Iraqi Christians Flee
The escalation of violence directed against Iraqs Christian minority has forced an estimated 50,000 Iraqi Christians to flee to neighboring Syria and Jordan since last August.
This further erosion of the community follows systematic attacks on Christian-owned businesses, the kidnapping of Christian professionals and a wave of bombings that have destroyed a number of churches, most recently on 7 December, when insurgents targeted two Catholic churches in the northern city of Mosul, one Armenian and one Chaldean.
Iraqs Christians once accounted for more than 3 percent of the countrys population of 24 million and have historically lived in harmony with their Muslim neighbors.
Caritas Georgia has brought water to some 22 villages in mountainous central Georgia.
With funding from CNEWA, Caritas Georgia supervised the project, which began in 2003, enlisting the full support of the communities involved. Villagers worked together to build access roads, dig trenches, lay piping and install water storage basins. Though villagers had to leave periodically to tend crops and livestock, the project remained on course as temporary workers were hired to fill the gap.
In addition to providing most of the labor, villagers agreed to pay a tax to help offset costs incurred by Caritas Georgia. For the next three years each villager must donate about 20 pounds of potatoes from his fields to help support Caritas Georgias soup kitchens.
Tsunami Emergency Relief

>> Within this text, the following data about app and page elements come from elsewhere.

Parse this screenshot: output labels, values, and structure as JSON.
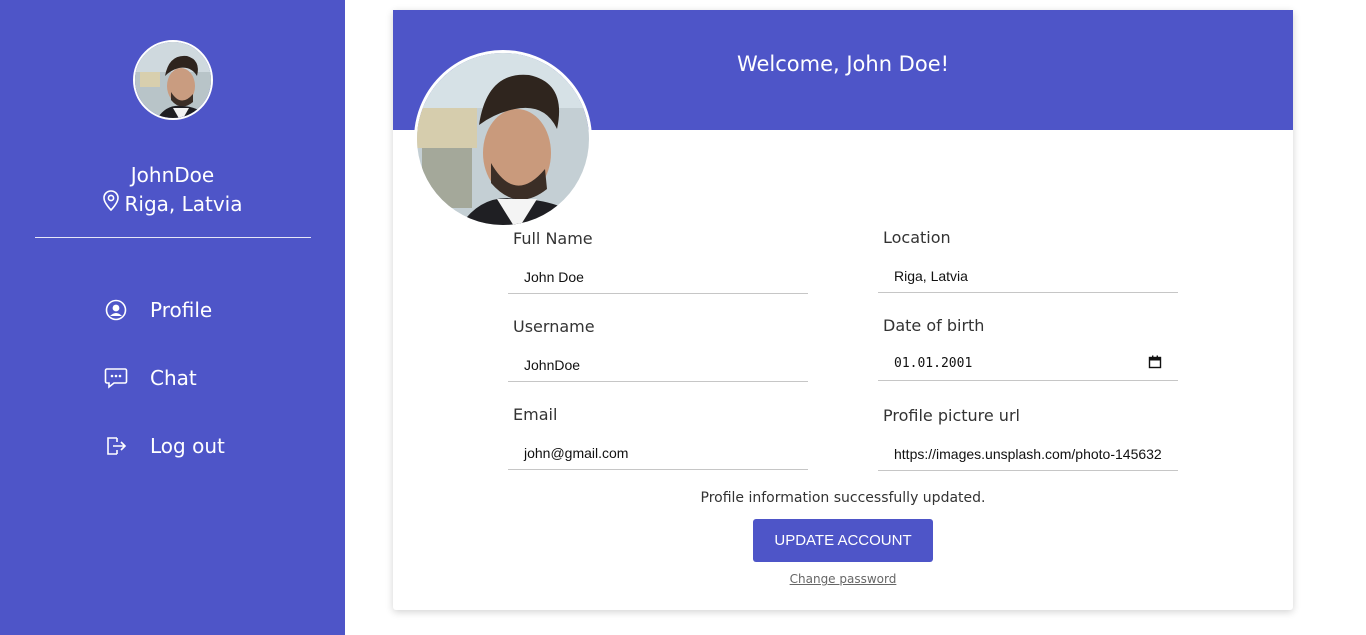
{
  "sidebar": {
    "username": "JohnDoe",
    "location": "Riga, Latvia",
    "nav": [
      {
        "label": "Profile",
        "icon": "user-circle-icon"
      },
      {
        "label": "Chat",
        "icon": "chat-bubble-icon"
      },
      {
        "label": "Log out",
        "icon": "logout-icon"
      }
    ]
  },
  "main": {
    "welcome": "Welcome, John Doe!",
    "fields": {
      "full_name": {
        "label": "Full Name",
        "value": "John Doe"
      },
      "location": {
        "label": "Location",
        "value": "Riga, Latvia"
      },
      "username": {
        "label": "Username",
        "value": "JohnDoe"
      },
      "date_of_birth": {
        "label": "Date of birth",
        "value": "01.01.2001"
      },
      "email": {
        "label": "Email",
        "value": "john@gmail.com"
      },
      "profile_picture_url": {
        "label": "Profile picture url",
        "value": "https://images.unsplash.com/photo-145632"
      }
    },
    "status_message": "Profile information successfully updated.",
    "update_button": "UPDATE ACCOUNT",
    "change_password": "Change password"
  },
  "colors": {
    "accent": "#4e55c8",
    "white": "#ffffff"
  }
}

The church in India responded rapidly after the 26 December tsunami that ravaged much of Southeast Asia. The Latin Diocese of Kottar, near the Tamil Nadu-Kerala border, sheltered survivors in its schools and churches. Kottar Bishop Leon Tharmaraj is working closely with his Syro-Malabar neighbor, Bishop George Allencherry of Thuckalay, who dispatched priests and social workers to assist Bishop Leon in his efforts. Future plans call for the rehabilitation of fishing villages, including the reconstruction of houses and the purchase of boats and nets.
The Malankara Social Service Society (MSSS), administered by the Syro-Malankara Archdiocese of Trivandrum, has set up 94 refugee camps, housing some 100,000 people. MSSS Director Father Jose Kizhakedath has indicated that food, water, clothes and medicines will be needed for at least three months. Counseling has also begun and, under the care of the Bethany Sisters, a program is planned to care for the homeless, the destitute and the orphaned.
CNEWA has launched an emergency appeal to raise funds to support these efforts.
University Looks Ahead
Success has overwhelmed the Ukrainian Catholic University in Lviv, said Father Borys Gudziak, rector.
The school has increased its staff and faculty, student enrollment is growing, more degrees are being granted and the state has recognized the excellence of the university, reported Father Gudziak, on a recent visit to CNEWA, a generous donor to the university.
Aside from additional classrooms for the schools expanding curriculum, dormitories are planned that will enable the university to admit foreign students.
Father Gudziak, New York-born and Harvard educated, would like to see the university establish an endowment, explaining that the school at present has funds to plan only three to four months ahead.
Honoring the Memory
Supporting needy children has always been a priority for John and Margaret Koenreich of Austin, Texas. Ive lost count of how many children weve helped through CNEWA, said Mrs. Koenreich. But weve always had six at a time.
We were introduced to CNEWA by Bishop Nolan, she said, referring to the late Bishop John G. Nolan, who led CNEWA from 1965 to 1986, and initiated CNEWAs person-to-person sponsorship programs for needy children, seminarians and women religious.
John was working with Aramco in Saudi Arabia and the bishop often passed through on his tours of the Middle East, said Mrs. Koenreich. We became great friends.
When Mr. Koenreich died, Mrs. Koenreich asked CNEWA to be sure that all her needy children came from the Middle East.
Patriarch Honors Msgr. Stern
In recognition of the work of CNEWA and the Pontifical Mission, Melkite Greek Catholic Patriarch Gregory III conferred the honor of Mitered Grand Archimandrite upon Msgr. Robert L. Stern, Secretary General of CNEWA and President of the Pontifical Mission, at a 19 December Divine Liturgy in the patriarchal cathedral in Damascus, Syria.
During the solemn liturgy, the patriarch cited both agencies consistent support for the Melkite Greek Catholic Church and the church in general throughout the Middle East.
Afterward the patriarch, assisted by Archimandrite Stern, blessed the new youth center at the patriarchate funded by the Pontifical Mission.